By Susan E. Johnson, Ph.D.
The school bus rounded the corner as an energetic and diverse gathering of young students organized themselves and their backpacks and were quickly swallowed by the yellow doors.
I found myself wondering what they would find in their day as I drove off to mine. Would they be taught by a teacher who effectively challenged their thinking and learning? Would they be physically and emotionally safe in their classroom? How would the day’s experience affect their thinking about the values and attitudes held by their family?
These are common questions considered by parents and echoed in the intense public debates over how to improve education for all children. The quality of teachers continues to be at the center of that debate. The public understands and research supports the idea that teachers do influence student learning. However, there are many misconceptions about what contributes to effective teaching and how to best prepare teachers for the complexity of classroom practice.
Demanding Classrooms, Challenging Decisions
Classrooms today are demanding communities. They’re characterized by wide cultural, language, academic and attitudinal differences. Teachers need to respond to a continual flow of decisions related to their instructional practice and the learning of their students while attending to these wide differences.

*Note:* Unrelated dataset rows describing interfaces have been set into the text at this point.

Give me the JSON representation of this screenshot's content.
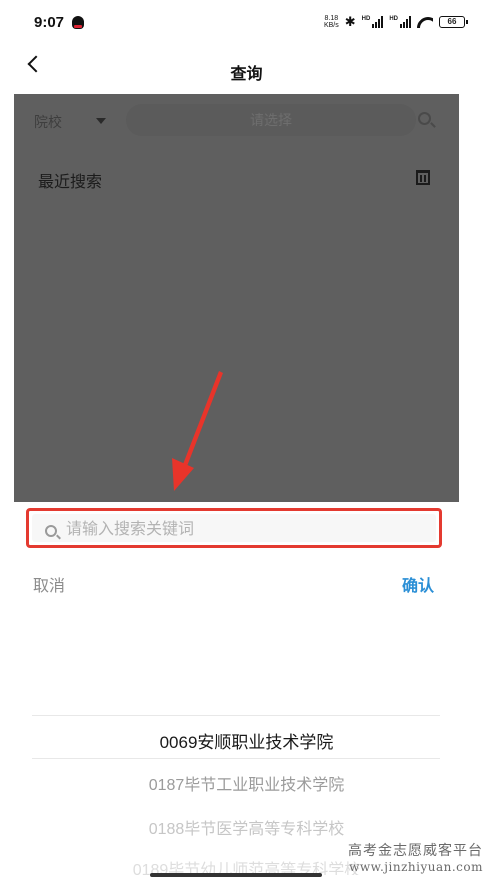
{
  "status_bar": {
    "time": "9:07",
    "net_speed_value": "8.18",
    "net_speed_unit": "KB/s",
    "signal_label": "HD",
    "battery": "66",
    "icons": [
      "qq-icon",
      "bluetooth-icon",
      "signal-icon",
      "wifi-icon",
      "battery-icon"
    ]
  },
  "header": {
    "title": "查询",
    "back_icon": "chevron-left-icon"
  },
  "filter": {
    "category_label": "院校",
    "select_placeholder": "请选择"
  },
  "recent": {
    "title": "最近搜索"
  },
  "picker": {
    "search_placeholder": "请输入搜索关键词",
    "cancel_label": "取消",
    "confirm_label": "确认",
    "items": [
      "0069安顺职业技术学院",
      "0187毕节工业职业技术学院",
      "0188毕节医学高等专科学校",
      "0189毕节幼儿师范高等专科学校"
    ],
    "selected_index": 0
  },
  "watermark": {
    "text_cn": "高考金志愿威客平台",
    "text_url": "www.jinzhiyuan.com"
  },
  "colors": {
    "overlay": "#5f5f5f",
    "highlight_border": "#e43a30",
    "confirm": "#2b8fd6"
  }
}
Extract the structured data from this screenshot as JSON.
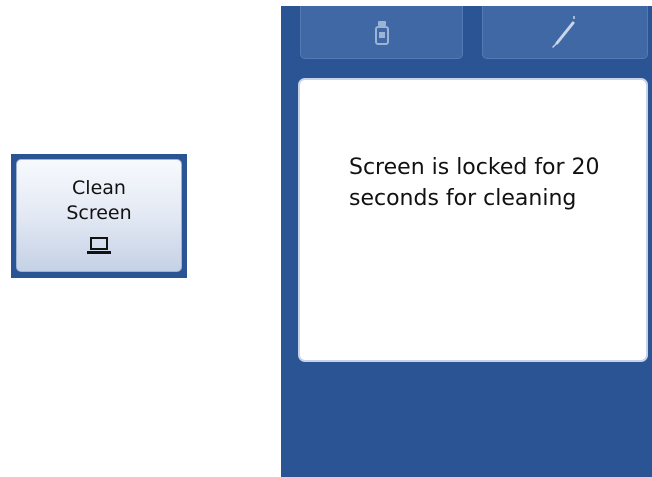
{
  "clean_screen_button": {
    "label": "Clean\nScreen",
    "icon": "laptop-icon"
  },
  "device_panel": {
    "toolbar": {
      "left_icon": "bottle-icon",
      "right_icon": "pen-icon"
    },
    "lock_dialog": {
      "message": "Screen is locked for 20 seconds for cleaning"
    }
  },
  "colors": {
    "panel_blue": "#2a5494",
    "tool_button_blue": "#3f68a4",
    "dialog_background": "#ffffff"
  }
}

This is not simple and it involves a professional sophistication that can easily be overlooked since decisions are layered and often filled with conflicting priorities. If teachers choose to challenge students who are highly capable will they then frustrate students who are struggling due to learning difficulties? If classroom time is spent preparing students for required standardized tests, must some areas of the curriculum be minimized?
Decisions by nature involve judgment that is grounded in values and attitudes. However, decisions without action are ineffective. A major task of teacher preparation is to enable beginning teachers to develop the knowledge, skills and attitudes that allow them to make well-informed decisions and to act on their convictions. This is a great privilege and ongoing challenge within the Christian college context where the development of biblical worldview and professional decision making are interwoven. Teachers who take professional action based on their biblical worldview are able to do so with deep and well-founded commitments. For example:
- When teachers respect and value every child because they understand that a loving God created each individual, it enables them to advocate for the children in a highly committed fashion.
- When teachers value justice ecause it reflects the character of God described in Scripture and modeled by Christ, they are able to engage in teaching actions that reflect a deep sense of justice and a commitment to serve the underserved.
- When teachers understand and experience grace as taught in Scripture, they are able to extend that grace to those who hold differing viewpoints,values and attitudes and focus on extending the love of a redemptive God to those around them.
Christian Higher Education Adds Level of Preparation
At Northwestern, teacher education goes beyond the standard expectations of preparation programs to bring a deep sense of inspired calling to the task of teaching. I hold great hope for the future of education due to the high quality of new teaching professionals that are entering the field through Christian higher education. They are academically some of the highest performing students on our campuses, deeply committed to their calling, and empowered through their biblical worldview to make a difference for Christ and His Kingdom.
I am highly encouraged as I think of the yellow bus I encountered that morning since I know that in hundreds of classrooms around the world University of Northwestern alumni—who understand a biblical worldview and are committed to professional excellence—are ready to act on their convictions!
Susan E. Johnson, Ph.D., is chair of the Department of Education at University of Northwestern. Her specialty areas include elementary mathematics, preparation of elementary mathematics teachers, curriculum and instruction, teacher education assessment and accreditation.